--- EXERCISE BRIEF ---
Return all lines of the records that contain the word "kamu".

--- SOURCE RECORDS ---
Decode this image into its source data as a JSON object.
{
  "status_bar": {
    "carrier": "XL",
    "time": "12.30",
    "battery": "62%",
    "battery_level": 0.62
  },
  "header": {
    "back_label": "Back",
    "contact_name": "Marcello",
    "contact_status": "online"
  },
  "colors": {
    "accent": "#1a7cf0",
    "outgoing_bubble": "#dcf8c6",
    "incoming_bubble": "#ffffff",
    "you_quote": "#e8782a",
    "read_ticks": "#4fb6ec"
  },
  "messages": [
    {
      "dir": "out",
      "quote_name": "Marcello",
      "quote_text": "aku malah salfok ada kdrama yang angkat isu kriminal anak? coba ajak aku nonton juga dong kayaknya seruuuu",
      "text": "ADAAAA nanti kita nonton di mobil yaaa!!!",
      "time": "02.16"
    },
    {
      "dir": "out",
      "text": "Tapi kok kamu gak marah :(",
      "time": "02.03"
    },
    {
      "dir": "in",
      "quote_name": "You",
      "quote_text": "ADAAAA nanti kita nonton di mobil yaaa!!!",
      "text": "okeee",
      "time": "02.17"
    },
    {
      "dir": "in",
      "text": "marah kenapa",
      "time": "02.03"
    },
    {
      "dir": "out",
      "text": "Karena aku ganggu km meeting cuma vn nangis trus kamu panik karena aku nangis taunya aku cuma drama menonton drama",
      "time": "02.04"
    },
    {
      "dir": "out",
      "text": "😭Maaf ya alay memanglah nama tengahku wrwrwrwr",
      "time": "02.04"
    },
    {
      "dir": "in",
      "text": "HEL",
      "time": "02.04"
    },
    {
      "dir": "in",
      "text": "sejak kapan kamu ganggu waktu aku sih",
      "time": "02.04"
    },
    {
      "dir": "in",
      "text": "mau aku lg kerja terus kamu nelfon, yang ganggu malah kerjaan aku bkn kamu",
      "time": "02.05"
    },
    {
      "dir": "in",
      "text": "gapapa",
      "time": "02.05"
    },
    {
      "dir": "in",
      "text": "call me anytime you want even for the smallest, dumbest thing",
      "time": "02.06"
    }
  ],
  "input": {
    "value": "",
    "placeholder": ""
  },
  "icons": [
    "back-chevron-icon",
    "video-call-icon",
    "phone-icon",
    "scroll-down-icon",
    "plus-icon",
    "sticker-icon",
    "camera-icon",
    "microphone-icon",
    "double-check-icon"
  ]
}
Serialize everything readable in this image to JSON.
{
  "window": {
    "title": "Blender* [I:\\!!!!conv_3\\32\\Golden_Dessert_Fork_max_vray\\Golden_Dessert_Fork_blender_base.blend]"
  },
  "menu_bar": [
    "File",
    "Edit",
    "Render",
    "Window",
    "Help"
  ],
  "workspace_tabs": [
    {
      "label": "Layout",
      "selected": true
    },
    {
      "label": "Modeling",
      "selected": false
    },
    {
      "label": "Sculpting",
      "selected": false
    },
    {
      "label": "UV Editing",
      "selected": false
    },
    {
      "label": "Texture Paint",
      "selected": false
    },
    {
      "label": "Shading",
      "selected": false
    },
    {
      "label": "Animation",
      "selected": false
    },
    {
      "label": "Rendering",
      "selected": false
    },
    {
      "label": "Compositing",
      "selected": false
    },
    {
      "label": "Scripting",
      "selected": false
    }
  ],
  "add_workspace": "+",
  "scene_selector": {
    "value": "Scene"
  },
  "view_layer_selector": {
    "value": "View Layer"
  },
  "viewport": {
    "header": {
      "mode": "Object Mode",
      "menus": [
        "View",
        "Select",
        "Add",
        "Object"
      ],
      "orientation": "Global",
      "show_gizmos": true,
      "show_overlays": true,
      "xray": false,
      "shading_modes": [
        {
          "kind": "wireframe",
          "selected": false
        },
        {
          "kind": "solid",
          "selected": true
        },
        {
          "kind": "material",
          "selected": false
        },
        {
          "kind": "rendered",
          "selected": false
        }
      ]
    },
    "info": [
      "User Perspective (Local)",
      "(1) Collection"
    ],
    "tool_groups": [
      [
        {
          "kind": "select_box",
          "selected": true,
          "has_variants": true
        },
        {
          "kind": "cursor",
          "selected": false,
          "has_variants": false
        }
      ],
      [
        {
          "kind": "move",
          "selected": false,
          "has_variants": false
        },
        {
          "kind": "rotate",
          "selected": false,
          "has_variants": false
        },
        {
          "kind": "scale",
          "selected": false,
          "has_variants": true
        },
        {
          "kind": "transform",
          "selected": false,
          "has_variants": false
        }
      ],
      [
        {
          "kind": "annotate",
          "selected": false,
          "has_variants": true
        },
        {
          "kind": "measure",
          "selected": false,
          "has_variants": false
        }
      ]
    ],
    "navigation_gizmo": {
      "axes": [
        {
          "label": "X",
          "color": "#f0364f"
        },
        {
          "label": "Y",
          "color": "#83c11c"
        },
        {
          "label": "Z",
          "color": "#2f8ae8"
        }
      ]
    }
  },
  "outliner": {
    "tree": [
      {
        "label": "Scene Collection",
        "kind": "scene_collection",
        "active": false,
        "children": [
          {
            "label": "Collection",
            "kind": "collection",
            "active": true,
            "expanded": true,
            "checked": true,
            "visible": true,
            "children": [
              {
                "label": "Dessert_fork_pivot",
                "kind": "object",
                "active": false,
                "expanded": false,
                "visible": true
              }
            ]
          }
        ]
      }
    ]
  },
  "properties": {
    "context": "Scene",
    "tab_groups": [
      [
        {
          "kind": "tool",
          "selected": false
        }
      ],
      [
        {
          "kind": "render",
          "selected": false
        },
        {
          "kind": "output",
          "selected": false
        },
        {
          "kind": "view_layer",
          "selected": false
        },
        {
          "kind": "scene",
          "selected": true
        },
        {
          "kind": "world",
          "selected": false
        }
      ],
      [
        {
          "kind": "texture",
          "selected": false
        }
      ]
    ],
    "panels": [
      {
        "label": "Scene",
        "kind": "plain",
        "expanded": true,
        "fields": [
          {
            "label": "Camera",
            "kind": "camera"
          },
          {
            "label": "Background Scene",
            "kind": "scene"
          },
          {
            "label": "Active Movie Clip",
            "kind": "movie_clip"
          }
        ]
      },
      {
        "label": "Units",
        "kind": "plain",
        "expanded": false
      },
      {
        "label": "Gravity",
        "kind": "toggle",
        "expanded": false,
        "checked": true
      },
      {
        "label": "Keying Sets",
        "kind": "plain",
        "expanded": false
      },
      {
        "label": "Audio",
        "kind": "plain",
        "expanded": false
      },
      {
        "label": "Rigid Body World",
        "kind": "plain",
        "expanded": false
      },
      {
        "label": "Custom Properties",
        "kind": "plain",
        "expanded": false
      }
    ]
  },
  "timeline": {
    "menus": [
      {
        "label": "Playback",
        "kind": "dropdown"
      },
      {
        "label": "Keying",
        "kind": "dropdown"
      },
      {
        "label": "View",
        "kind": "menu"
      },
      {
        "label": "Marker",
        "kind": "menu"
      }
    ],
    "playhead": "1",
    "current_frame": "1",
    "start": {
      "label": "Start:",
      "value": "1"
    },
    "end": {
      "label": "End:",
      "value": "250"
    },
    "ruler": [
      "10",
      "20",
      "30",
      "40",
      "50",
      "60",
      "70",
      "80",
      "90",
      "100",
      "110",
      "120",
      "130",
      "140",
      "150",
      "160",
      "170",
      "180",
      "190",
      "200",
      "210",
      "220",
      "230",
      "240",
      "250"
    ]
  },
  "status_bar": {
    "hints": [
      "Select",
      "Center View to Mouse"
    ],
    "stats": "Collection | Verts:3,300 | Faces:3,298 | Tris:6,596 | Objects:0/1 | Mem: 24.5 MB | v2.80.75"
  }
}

--- EXERCISE OUTPUT ---
      "text": "Tapi kok kamu gak marah :(",
      "text": "Karena aku ganggu km meeting cuma vn nangis trus kamu panik karena aku nangis taunya aku cuma drama menonton drama",
      "text": "sejak kapan kamu ganggu waktu aku sih",
      "text": "mau aku lg kerja terus kamu nelfon, yang ganggu malah kerjaan aku bkn kamu",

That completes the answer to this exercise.